ABOUT THIS TASK:
Line by line, repeat the material below exactly and leave the images out.

═══ PROVIDED RECORDS ═══

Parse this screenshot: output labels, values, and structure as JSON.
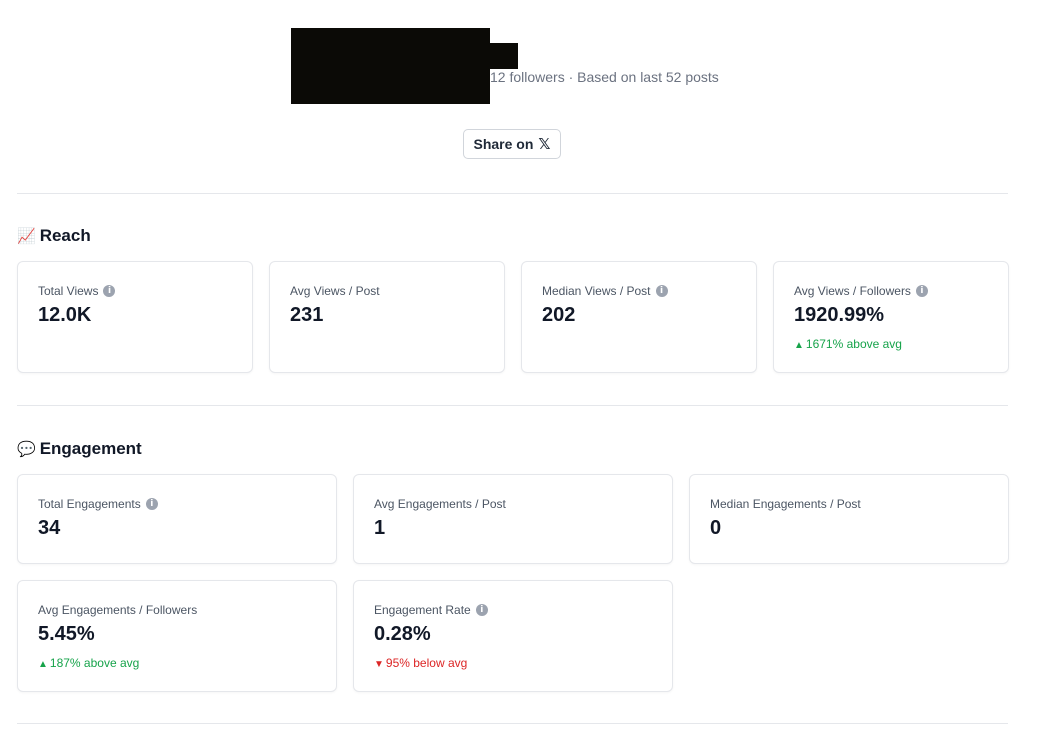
{
  "profile": {
    "meta": "12 followers · Based on last 52 posts",
    "share_label": "Share on",
    "share_icon": "x-logo-icon"
  },
  "reach": {
    "icon": "📈",
    "title": "Reach",
    "cards": [
      {
        "label": "Total Views",
        "value": "12.0K",
        "info": true
      },
      {
        "label": "Avg Views / Post",
        "value": "231",
        "info": false
      },
      {
        "label": "Median Views / Post",
        "value": "202",
        "info": true
      },
      {
        "label": "Avg Views / Followers",
        "value": "1920.99%",
        "info": true,
        "trend": "1671% above avg",
        "trend_dir": "up"
      }
    ]
  },
  "engagement": {
    "icon": "💬",
    "title": "Engagement",
    "cards": [
      {
        "label": "Total Engagements",
        "value": "34",
        "info": true
      },
      {
        "label": "Avg Engagements / Post",
        "value": "1",
        "info": false
      },
      {
        "label": "Median Engagements / Post",
        "value": "0",
        "info": false
      },
      {
        "label": "Avg Engagements / Followers",
        "value": "5.45%",
        "info": false,
        "trend": "187% above avg",
        "trend_dir": "up"
      },
      {
        "label": "Engagement Rate",
        "value": "0.28%",
        "info": true,
        "trend": "95% below avg",
        "trend_dir": "down"
      }
    ]
  },
  "colors": {
    "trend_up": "#16a34a",
    "trend_down": "#dc2626"
  }
}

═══

OUTPUT FOR THIS EXERCISE:
Parse this screenshot: output labels, values, and structure as JSON.
{
  "profile": {
    "meta": "12 followers · Based on last 52 posts",
    "share_label": "Share on",
    "share_icon": "x-logo-icon"
  },
  "reach": {
    "icon": "📈",
    "title": "Reach",
    "cards": [
      {
        "label": "Total Views",
        "value": "12.0K",
        "info": true
      },
      {
        "label": "Avg Views / Post",
        "value": "231",
        "info": false
      },
      {
        "label": "Median Views / Post",
        "value": "202",
        "info": true
      },
      {
        "label": "Avg Views / Followers",
        "value": "1920.99%",
        "info": true,
        "trend": "1671% above avg",
        "trend_dir": "up"
      }
    ]
  },
  "engagement": {
    "icon": "💬",
    "title": "Engagement",
    "cards": [
      {
        "label": "Total Engagements",
        "value": "34",
        "info": true
      },
      {
        "label": "Avg Engagements / Post",
        "value": "1",
        "info": false
      },
      {
        "label": "Median Engagements / Post",
        "value": "0",
        "info": false
      },
      {
        "label": "Avg Engagements / Followers",
        "value": "5.45%",
        "info": false,
        "trend": "187% above avg",
        "trend_dir": "up"
      },
      {
        "label": "Engagement Rate",
        "value": "0.28%",
        "info": true,
        "trend": "95% below avg",
        "trend_dir": "down"
      }
    ]
  },
  "colors": {
    "trend_up": "#16a34a",
    "trend_down": "#dc2626"
  }
}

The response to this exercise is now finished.